The holiday season is upon us, which means we have about a month to stuff our faces with all the seasonal fare we can bring ourselves to buy — or make. For a lot of us, that means cookies. Sugar cookies in the shape of Christmas trees. The old family recipe for special Russian tea cakes. Cookies that take advantage of that leftover Hanukkah gelt. Betty Crocker would be happy to send you cookie recipes for every day of the season.
But when making gingerbread cookies this year, let's go beyond great-grandma's recipe. Like, 5,000 years beyond, to the ancient Sumerian cuneiform script. Cuneiform was the world's first written language, and it was first written on clay tablets that then were fired in a kiln to harden. So, we're not stealing a recipe from the Sumerians so much as we're creating a cookie that they could understand.
Here's how Katy Blanchard, keeper of collections in the Penn Museum's Near East Section, deliciously honored the ancient culture. Blanchard tweaked a pretty standard gingerbread cookie recipe by cutting her dough into "tablets" and writing cuneiform script onto the cookies with a cheese knife. Out from the oven came some brittle gingerbread cuneiform tablets, not unlike the dusty tablets you might find in a museum.

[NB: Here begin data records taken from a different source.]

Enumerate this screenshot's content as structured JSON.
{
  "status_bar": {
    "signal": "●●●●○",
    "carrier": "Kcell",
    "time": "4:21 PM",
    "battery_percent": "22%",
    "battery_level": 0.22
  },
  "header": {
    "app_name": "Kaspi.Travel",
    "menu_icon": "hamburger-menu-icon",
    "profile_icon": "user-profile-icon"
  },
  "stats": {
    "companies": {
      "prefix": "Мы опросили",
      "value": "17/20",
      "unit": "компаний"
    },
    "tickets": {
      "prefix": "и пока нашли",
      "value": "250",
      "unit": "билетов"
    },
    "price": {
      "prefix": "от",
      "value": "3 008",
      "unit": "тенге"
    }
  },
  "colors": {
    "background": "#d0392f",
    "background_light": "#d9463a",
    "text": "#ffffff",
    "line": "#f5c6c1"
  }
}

Not fluent in the language of ancient Babylonia? No problem. The Penn Museum has a cool interactive tool that shows you what your monogram would look like in cuneiform, a fun place to start when brainstorming cookie designs.